ZHENJIANG, Jiangsu, June 29 (Xinhua) -- Four gigantic stones recently salvaged from the bottom of the Yangtze River near Jiaoshan Mountain in Zhenjiang City in east China's Jiangsu Province, may be the remnants of an inscription more than 1,000 years old.
Three of the stones - weighing 60 tonnes, 10 tonnes and 450 tonnes - were pulled from the deep water, while another stone which broke during its salvage was successfully recovered later, Wang Youjun, an engineer in the salvage program, told Xinhua Tuesday.
The broken stones have been pulled up to the river bank, said Wang, but work remains to be done by archeologists and experts to check the stones for ancient carvings of Chinese characters.
The Yiheming Inscription that dates back to 514 A.D. was a dedication by an ancient Chinese calligrapher to a dead crane he raised. The Inscription was carved into a cliff overlooking the Yangtze River in Zhenjiang.

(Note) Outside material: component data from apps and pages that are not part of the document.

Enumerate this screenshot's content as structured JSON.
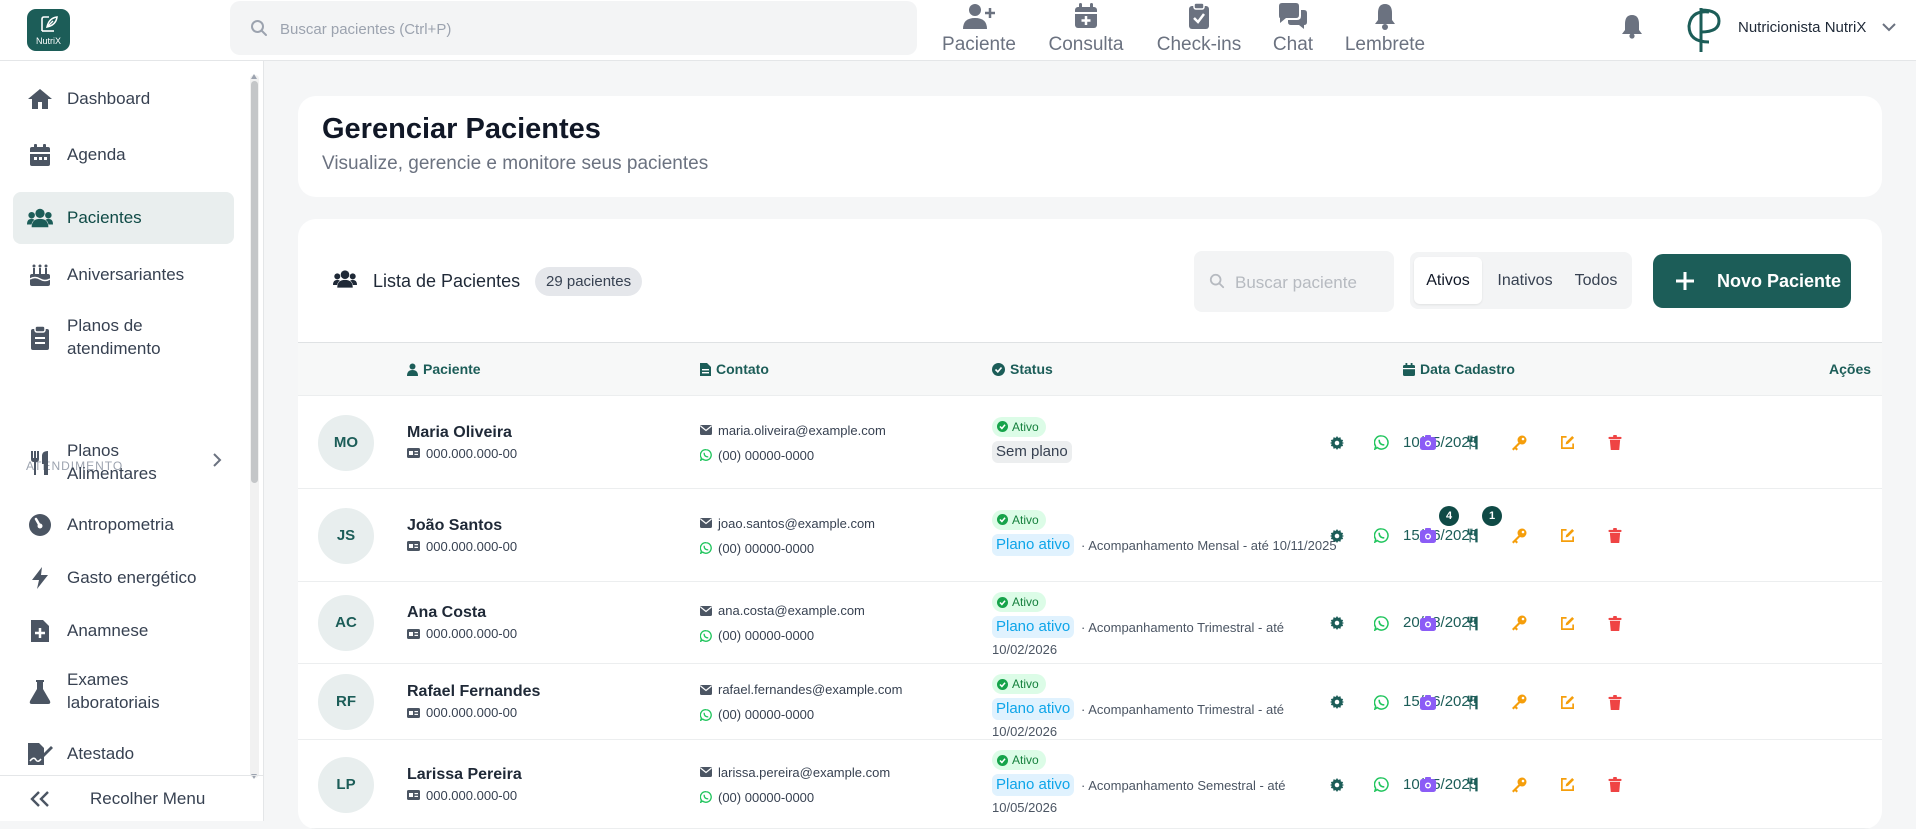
{
  "app": {
    "logo_text": "NutriX"
  },
  "topbar": {
    "search_placeholder": "Buscar pacientes (Ctrl+P)",
    "quick_actions": [
      {
        "label": "Paciente",
        "icon": "user-plus-icon"
      },
      {
        "label": "Consulta",
        "icon": "calendar-plus-icon"
      },
      {
        "label": "Check-ins",
        "icon": "clipboard-check-icon"
      },
      {
        "label": "Chat",
        "icon": "chat-icon"
      },
      {
        "label": "Lembrete",
        "icon": "bell-icon"
      }
    ],
    "user_name": "Nutricionista NutriX"
  },
  "sidebar": {
    "items": [
      {
        "label": "Dashboard",
        "icon": "home-icon"
      },
      {
        "label": "Agenda",
        "icon": "calendar-icon"
      },
      {
        "label": "Pacientes",
        "icon": "users-icon",
        "active": true
      },
      {
        "label": "Aniversariantes",
        "icon": "birthday-cake-icon"
      },
      {
        "label": "Planos de atendimento",
        "icon": "clipboard-list-icon"
      }
    ],
    "section_label": "ATENDIMENTO",
    "section_items": [
      {
        "label": "Planos Alimentares",
        "icon": "utensils-icon"
      },
      {
        "label": "Antropometria",
        "icon": "gauge-icon"
      },
      {
        "label": "Gasto energético",
        "icon": "bolt-icon"
      },
      {
        "label": "Anamnese",
        "icon": "file-medical-icon"
      },
      {
        "label": "Exames laboratoriais",
        "icon": "flask-icon"
      },
      {
        "label": "Atestado",
        "icon": "file-signature-icon"
      }
    ],
    "collapse_label": "Recolher Menu"
  },
  "header": {
    "title": "Gerenciar Pacientes",
    "subtitle": "Visualize, gerencie e monitore seus pacientes"
  },
  "list": {
    "title": "Lista de Pacientes",
    "count": "29 pacientes",
    "search_placeholder": "Buscar paciente",
    "filters": [
      "Ativos",
      "Inativos",
      "Todos"
    ],
    "active_filter": "Ativos",
    "new_button": "Novo Paciente",
    "columns": [
      "Paciente",
      "Contato",
      "Status",
      "Data Cadastro",
      "Ações"
    ],
    "rows": [
      {
        "initials": "MO",
        "name": "Maria Oliveira",
        "cpf": "000.000.000-00",
        "email": "maria.oliveira@example.com",
        "phone": "(00) 00000-0000",
        "status": "Ativo",
        "plan": "Sem plano",
        "plan_desc": "",
        "plan_desc_cont": "",
        "date": "10/05/2025",
        "photo_count": "",
        "meal_count": ""
      },
      {
        "initials": "JS",
        "name": "João Santos",
        "cpf": "000.000.000-00",
        "email": "joao.santos@example.com",
        "phone": "(00) 00000-0000",
        "status": "Ativo",
        "plan": "Plano ativo",
        "plan_desc": "· Acompanhamento Mensal - até 10/11/2025",
        "plan_desc_cont": "",
        "date": "15/06/2025",
        "photo_count": "4",
        "meal_count": "1"
      },
      {
        "initials": "AC",
        "name": "Ana Costa",
        "cpf": "000.000.000-00",
        "email": "ana.costa@example.com",
        "phone": "(00) 00000-0000",
        "status": "Ativo",
        "plan": "Plano ativo",
        "plan_desc": "· Acompanhamento Trimestral - até",
        "plan_desc_cont": "10/02/2026",
        "date": "20/08/2025",
        "photo_count": "",
        "meal_count": ""
      },
      {
        "initials": "RF",
        "name": "Rafael Fernandes",
        "cpf": "000.000.000-00",
        "email": "rafael.fernandes@example.com",
        "phone": "(00) 00000-0000",
        "status": "Ativo",
        "plan": "Plano ativo",
        "plan_desc": "· Acompanhamento Trimestral - até",
        "plan_desc_cont": "10/02/2026",
        "date": "15/06/2025",
        "photo_count": "",
        "meal_count": ""
      },
      {
        "initials": "LP",
        "name": "Larissa Pereira",
        "cpf": "000.000.000-00",
        "email": "larissa.pereira@example.com",
        "phone": "(00) 00000-0000",
        "status": "Ativo",
        "plan": "Plano ativo",
        "plan_desc": "· Acompanhamento Semestral - até",
        "plan_desc_cont": "10/05/2026",
        "date": "10/05/2025",
        "photo_count": "",
        "meal_count": ""
      }
    ]
  },
  "colors": {
    "brand": "#1c5d58",
    "status_active": "#15803d",
    "plan_active": "#0ea5e9",
    "action_settings": "#1c5d58",
    "action_whatsapp": "#22c55e",
    "action_photos": "#8b5cf6",
    "action_meal": "#1c5d58",
    "action_key": "#f59e0b",
    "action_edit": "#f59e0b",
    "action_delete": "#ef4444"
  }
}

Historically, masters have left their calligraphy on the Inscription. But due to lightning strikes and landslides, the epitaphs have fallen into the river, according to the online encyclopedia of China's biggest search engine, Baidu.

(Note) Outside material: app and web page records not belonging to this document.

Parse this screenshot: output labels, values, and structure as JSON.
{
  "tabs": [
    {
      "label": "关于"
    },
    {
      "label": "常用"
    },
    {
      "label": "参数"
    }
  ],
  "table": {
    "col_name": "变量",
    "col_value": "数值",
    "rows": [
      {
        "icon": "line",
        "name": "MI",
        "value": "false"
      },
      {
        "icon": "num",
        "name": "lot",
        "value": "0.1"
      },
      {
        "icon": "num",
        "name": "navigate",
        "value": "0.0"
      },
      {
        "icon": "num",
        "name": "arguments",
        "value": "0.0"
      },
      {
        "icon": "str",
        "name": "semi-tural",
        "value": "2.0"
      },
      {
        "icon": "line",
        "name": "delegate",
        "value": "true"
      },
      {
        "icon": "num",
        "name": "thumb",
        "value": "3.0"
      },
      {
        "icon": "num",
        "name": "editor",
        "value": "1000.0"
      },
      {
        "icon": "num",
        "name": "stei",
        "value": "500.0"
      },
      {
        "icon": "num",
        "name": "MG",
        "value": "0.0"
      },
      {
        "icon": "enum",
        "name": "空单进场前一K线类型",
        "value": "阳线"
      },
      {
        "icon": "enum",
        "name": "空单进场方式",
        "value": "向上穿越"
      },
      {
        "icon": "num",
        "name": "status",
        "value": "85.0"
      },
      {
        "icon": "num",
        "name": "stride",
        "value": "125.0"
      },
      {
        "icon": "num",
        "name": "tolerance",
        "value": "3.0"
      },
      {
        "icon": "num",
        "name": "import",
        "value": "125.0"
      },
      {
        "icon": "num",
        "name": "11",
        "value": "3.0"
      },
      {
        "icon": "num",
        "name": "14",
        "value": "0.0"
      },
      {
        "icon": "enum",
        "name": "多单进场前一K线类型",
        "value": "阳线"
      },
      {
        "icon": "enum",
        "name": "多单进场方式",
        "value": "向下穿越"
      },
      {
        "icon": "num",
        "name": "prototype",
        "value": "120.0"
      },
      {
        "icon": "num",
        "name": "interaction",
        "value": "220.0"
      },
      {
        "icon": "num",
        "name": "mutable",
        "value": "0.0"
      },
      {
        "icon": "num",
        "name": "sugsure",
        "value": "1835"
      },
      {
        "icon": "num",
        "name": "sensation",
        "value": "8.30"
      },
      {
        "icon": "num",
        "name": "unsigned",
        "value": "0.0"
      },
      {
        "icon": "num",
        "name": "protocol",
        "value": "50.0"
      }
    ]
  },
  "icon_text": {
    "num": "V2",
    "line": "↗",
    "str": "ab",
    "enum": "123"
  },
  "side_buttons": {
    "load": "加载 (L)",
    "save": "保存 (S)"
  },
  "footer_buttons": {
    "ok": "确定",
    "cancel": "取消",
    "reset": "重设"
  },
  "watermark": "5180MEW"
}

Salvage work for the Inscription begun as early as the Southern Song Dynasty (1127-1279). More than 10 stone remnants were recovered during the Southern Song Dynasty and the Qing Dynasty (1644-1911) and more than 200 Chinese characters were recognized.